The former detainees camped for more than three weeks outside the U.S. embassy, as Obama tries to shut down Guantanamo. Former Guantanamo Bay detainees who camped outside the U.S. embassy in Uruguay’s capital Montevideo for 22 days demanding compensation for their 12-year imprisonment ordeals ended their protest Tuesday after the Latin American country offered guarantees to their welfare.
Six ex-inmates were resettled in Montevideo in December as U.S. President Barack Obama moved ahead in plans to shut down the notorious detention facility in Cuba. The freed men began their protest outside the embassy April 23, demonstrating against a lack of financial support from their former captors.
Their host country stepped in to resolve their situation, offering them US$560 per month, medical assistance and two years of housing with the possibility of an extension. In return, the men, from Syria, Tunisia and Palestine, must comply with contractual agreements. “They have to learn Spanish, and they have to retrain because they were captured young, before they could develop a career or a profession,” said Christian Adel Mirza, who led negotiations between the former prisoners and the government.
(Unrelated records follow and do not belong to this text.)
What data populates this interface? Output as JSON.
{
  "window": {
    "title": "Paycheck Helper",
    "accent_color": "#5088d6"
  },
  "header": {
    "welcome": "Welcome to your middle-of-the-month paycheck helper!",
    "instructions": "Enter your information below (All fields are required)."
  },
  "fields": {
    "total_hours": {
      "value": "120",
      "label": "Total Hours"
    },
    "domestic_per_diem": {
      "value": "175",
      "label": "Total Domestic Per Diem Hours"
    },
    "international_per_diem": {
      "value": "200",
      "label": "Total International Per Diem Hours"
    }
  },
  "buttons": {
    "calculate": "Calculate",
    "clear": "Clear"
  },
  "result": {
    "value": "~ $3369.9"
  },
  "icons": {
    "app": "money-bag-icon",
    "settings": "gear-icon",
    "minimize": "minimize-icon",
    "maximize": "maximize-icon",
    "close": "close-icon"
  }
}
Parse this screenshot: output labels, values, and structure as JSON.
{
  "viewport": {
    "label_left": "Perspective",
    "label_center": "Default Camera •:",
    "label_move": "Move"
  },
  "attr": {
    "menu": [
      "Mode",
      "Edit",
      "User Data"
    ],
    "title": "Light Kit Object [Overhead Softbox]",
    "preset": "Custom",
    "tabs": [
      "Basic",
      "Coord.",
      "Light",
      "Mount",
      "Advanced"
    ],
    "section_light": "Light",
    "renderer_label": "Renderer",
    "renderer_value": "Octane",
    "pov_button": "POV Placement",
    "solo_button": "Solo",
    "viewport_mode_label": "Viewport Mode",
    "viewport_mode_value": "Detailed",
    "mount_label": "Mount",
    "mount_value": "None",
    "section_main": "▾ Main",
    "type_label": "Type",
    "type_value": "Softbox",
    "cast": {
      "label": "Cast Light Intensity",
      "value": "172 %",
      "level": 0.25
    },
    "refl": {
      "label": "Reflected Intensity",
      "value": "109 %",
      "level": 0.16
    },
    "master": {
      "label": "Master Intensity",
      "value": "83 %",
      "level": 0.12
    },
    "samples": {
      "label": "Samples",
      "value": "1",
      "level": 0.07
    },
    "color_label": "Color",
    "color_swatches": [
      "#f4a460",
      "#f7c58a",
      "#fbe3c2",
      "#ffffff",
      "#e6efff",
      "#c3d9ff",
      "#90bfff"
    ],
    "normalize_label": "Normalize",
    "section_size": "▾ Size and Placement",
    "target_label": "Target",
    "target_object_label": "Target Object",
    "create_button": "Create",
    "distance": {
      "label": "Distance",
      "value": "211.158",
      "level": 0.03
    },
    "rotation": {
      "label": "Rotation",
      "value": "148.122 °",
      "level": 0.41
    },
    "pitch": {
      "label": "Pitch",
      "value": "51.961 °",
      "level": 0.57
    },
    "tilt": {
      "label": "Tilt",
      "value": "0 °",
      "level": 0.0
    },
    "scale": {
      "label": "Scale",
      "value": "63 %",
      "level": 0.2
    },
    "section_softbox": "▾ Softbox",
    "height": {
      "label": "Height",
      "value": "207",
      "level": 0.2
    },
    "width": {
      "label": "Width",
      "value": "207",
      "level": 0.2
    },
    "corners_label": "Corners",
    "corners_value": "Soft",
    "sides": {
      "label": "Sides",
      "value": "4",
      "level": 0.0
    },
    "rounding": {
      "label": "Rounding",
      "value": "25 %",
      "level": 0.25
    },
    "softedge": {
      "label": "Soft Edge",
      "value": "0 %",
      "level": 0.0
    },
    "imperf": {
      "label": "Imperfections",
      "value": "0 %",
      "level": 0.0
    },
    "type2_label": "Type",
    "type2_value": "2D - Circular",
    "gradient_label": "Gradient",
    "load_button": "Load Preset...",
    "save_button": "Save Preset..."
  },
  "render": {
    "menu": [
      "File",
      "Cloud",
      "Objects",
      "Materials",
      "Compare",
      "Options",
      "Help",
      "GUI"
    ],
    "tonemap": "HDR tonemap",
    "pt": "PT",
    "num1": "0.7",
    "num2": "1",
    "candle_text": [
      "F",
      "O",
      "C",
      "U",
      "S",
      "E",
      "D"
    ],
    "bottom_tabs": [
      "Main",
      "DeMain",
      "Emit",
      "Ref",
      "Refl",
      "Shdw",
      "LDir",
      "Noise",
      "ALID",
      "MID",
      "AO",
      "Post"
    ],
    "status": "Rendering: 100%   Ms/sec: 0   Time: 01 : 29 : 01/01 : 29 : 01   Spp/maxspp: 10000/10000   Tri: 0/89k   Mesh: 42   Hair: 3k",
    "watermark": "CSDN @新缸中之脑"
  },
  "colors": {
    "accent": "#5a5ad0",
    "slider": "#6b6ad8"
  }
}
The U.S. government recently said that it has “no obligation to provide direct compensation to individuals detained under law of war,” reported Uruguay’s El Pais.
Former President Jose Mujica explained last December that the men were taken in for humanitarian motives: to offer hospitality to human beings who have suffered an atrocious imprisonment in Guantanamo.